February 17: Mercury in Conjunction
Mercury, the smallest of the solar system’s major planets, is hiding in the Sun’s glare. It lines up behind the Sun as seen from Earth. As it moves away from the Sun, it will climb into decent view in the early evening sky in a couple of weeks.
February 18: Columba
Columba, the dove, scoots low across the south tonight, to the lower right of Sirius, the brightest star in the night sky. The constellation marks the opposite direction from the motion of the solar system as it orbits the center of the galaxy.
February 19: Doomed Moons
Three constellations in view this month are named for early machines: Sextans, Antlia, and Pyxis — the sextant, air pump, and magnetic compass. Sextans is low in the east in early evening, with Antlia and Pyxis climbing into the south and southeast.
February 20: Canis Major
The constellation Canis Major, the big dog, is best known for its leading light: Sirius, the Dog Star, the brightest star in the night sky.

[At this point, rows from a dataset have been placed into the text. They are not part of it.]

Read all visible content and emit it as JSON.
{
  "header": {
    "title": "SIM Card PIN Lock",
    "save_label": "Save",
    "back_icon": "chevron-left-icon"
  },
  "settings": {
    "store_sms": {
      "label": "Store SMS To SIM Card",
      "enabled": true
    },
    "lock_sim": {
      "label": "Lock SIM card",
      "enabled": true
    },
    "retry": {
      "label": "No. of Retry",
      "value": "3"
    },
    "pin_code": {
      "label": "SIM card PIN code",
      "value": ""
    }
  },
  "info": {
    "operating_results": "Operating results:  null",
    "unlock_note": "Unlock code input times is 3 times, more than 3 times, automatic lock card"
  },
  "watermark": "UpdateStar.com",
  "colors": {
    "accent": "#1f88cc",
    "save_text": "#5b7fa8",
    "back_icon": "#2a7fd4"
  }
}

It stands a third of the way up the southeastern sky at nightfall.
February 21: Wezen
Canis Major, the big dog, is in the southeast as night falls. The constellation’s third-brightest star, Wezen, is one of the biggest, brightest stars in our part of the galaxy. It’s also one of the youngest, at an age of just 10 million years.
February 22: First-Quarter Moon

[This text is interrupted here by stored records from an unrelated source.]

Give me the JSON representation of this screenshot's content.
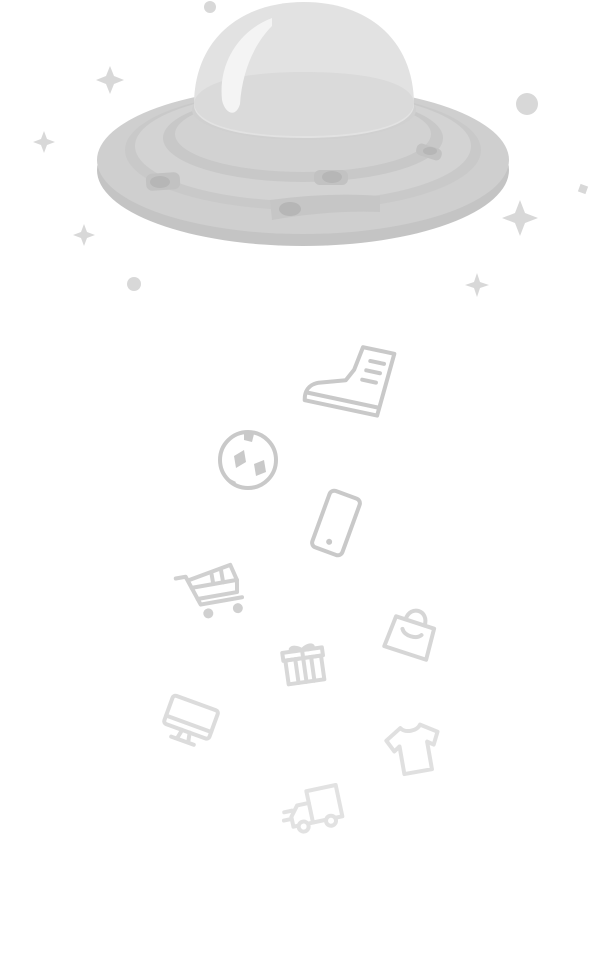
{
  "illustration": {
    "subject": "ufo-abducting-shopping-items",
    "colors": {
      "saucer_rim": "#c8c8c8",
      "saucer_top": "#d4d4d4",
      "saucer_ring": "#cbcbcb",
      "saucer_light": "#bdbdbd",
      "dome": "#e4e4e4",
      "dome_base": "#d6d6d6",
      "dome_highlight": "#f6f6f6",
      "sparkle": "#d8d8d8",
      "item_strong": "#c9c9c9",
      "item_light": "#e2e2e2"
    },
    "items": [
      {
        "icon": "boot-icon"
      },
      {
        "icon": "soccer-ball-icon"
      },
      {
        "icon": "smartphone-icon"
      },
      {
        "icon": "shopping-cart-icon"
      },
      {
        "icon": "shopping-bag-icon"
      },
      {
        "icon": "gift-icon"
      },
      {
        "icon": "monitor-icon"
      },
      {
        "icon": "t-shirt-icon"
      },
      {
        "icon": "delivery-truck-icon"
      }
    ]
  }
}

The Moon will reach its first-quarter phase tonight, as sunlight illuminates half of the lunar hemisphere that faces Earth. The illuminated fraction will grow larger each day until the Moon is full on March 1.
February 23: Moon and Aldebaran
The bright orange star Aldebaran, which marks the eye of Taurus, the bull, stands to the lower right of the Moon as night falls and leads the Moon down the western sky later on. The star is about 65 light-years from Earth.